(RECORDS TO PROCESS):
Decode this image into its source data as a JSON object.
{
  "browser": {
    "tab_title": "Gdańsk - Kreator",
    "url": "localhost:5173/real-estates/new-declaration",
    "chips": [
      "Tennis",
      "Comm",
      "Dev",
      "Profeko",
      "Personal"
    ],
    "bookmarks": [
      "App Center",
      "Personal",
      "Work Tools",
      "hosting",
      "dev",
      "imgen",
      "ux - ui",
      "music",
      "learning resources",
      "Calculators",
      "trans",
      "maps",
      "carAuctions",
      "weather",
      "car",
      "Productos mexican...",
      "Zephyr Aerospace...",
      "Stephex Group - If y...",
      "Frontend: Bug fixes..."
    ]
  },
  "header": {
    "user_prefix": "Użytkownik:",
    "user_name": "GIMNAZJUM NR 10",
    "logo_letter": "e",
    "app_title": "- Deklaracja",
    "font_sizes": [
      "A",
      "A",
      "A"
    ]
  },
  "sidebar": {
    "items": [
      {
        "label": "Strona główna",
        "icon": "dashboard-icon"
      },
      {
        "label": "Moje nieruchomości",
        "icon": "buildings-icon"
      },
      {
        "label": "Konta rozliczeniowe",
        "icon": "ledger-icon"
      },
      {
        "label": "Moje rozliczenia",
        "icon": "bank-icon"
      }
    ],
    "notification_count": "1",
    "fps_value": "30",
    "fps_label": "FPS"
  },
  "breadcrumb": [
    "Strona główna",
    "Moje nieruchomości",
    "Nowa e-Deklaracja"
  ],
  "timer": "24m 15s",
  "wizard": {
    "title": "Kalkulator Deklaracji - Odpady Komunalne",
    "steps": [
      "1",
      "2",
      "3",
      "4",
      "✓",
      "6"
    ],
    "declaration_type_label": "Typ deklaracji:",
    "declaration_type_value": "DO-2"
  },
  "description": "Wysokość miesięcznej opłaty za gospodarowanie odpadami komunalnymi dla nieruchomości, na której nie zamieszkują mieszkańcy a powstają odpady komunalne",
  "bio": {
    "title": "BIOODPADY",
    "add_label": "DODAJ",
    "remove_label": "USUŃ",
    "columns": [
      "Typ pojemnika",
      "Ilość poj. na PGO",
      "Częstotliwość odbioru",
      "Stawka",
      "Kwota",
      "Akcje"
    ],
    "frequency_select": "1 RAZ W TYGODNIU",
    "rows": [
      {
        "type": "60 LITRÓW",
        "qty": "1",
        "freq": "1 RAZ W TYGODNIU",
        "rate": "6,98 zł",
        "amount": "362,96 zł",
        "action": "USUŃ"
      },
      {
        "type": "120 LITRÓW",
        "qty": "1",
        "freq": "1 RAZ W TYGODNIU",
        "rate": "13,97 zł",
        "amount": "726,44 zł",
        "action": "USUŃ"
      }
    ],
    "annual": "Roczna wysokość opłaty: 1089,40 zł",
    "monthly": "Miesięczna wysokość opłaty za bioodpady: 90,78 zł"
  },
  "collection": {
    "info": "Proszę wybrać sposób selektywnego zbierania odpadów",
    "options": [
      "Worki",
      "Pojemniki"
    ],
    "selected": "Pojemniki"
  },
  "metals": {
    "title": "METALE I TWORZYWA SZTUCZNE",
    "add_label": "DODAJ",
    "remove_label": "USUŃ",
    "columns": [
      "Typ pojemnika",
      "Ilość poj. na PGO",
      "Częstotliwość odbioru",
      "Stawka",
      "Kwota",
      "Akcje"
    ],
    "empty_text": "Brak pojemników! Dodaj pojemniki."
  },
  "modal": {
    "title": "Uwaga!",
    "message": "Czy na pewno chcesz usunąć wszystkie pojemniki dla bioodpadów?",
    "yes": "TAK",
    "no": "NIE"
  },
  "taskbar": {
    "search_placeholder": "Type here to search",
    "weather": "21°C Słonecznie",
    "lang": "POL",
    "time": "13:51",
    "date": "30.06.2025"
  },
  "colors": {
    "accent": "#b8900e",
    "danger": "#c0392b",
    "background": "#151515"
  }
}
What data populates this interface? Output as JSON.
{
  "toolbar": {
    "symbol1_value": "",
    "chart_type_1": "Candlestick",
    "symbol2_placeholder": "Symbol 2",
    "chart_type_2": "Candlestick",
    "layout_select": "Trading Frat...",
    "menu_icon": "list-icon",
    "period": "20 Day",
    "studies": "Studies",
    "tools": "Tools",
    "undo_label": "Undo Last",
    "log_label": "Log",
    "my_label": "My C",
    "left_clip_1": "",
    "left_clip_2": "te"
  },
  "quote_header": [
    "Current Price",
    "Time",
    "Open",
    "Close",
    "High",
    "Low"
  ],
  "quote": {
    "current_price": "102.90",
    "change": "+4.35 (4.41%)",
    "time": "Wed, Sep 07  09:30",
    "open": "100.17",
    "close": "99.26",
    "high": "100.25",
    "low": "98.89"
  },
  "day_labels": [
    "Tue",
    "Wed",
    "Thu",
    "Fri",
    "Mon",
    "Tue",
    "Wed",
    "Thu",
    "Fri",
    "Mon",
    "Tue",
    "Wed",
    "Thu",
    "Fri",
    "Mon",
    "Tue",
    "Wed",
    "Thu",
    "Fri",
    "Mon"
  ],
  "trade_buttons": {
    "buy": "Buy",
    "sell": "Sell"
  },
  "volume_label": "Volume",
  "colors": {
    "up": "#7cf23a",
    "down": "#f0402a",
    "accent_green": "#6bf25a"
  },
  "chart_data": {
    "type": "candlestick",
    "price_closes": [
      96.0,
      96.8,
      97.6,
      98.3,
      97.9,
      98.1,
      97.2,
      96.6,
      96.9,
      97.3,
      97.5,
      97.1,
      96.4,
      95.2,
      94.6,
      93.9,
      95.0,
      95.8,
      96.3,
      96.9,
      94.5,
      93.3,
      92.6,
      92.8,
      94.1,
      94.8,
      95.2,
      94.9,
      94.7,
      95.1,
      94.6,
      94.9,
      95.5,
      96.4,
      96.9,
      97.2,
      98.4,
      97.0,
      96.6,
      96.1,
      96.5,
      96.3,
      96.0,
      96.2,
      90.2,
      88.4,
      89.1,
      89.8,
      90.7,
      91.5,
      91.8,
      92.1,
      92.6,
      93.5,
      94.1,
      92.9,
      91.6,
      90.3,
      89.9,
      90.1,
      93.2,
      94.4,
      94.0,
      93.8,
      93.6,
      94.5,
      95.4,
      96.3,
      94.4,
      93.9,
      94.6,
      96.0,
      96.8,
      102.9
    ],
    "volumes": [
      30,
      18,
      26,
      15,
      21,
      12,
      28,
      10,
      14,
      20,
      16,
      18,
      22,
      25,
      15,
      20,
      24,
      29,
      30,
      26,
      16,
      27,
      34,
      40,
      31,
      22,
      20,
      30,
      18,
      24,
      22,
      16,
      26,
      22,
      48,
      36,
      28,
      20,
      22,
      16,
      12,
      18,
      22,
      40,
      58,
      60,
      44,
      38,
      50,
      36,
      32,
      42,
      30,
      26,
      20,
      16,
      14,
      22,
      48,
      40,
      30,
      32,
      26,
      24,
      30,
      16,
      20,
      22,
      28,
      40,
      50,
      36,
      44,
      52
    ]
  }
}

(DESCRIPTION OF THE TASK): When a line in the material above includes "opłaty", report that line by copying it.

(EXERCISE ANSWER):
  "description": "Wysokość miesięcznej opłaty za gospodarowanie odpadami komunalnymi dla nieruchomości, na której nie zamieszkują mieszkańcy a powstają odpady komunalne",
    "annual": "Roczna wysokość opłaty: 1089,40 zł",
    "monthly": "Miesięczna wysokość opłaty za bioodpady: 90,78 zł"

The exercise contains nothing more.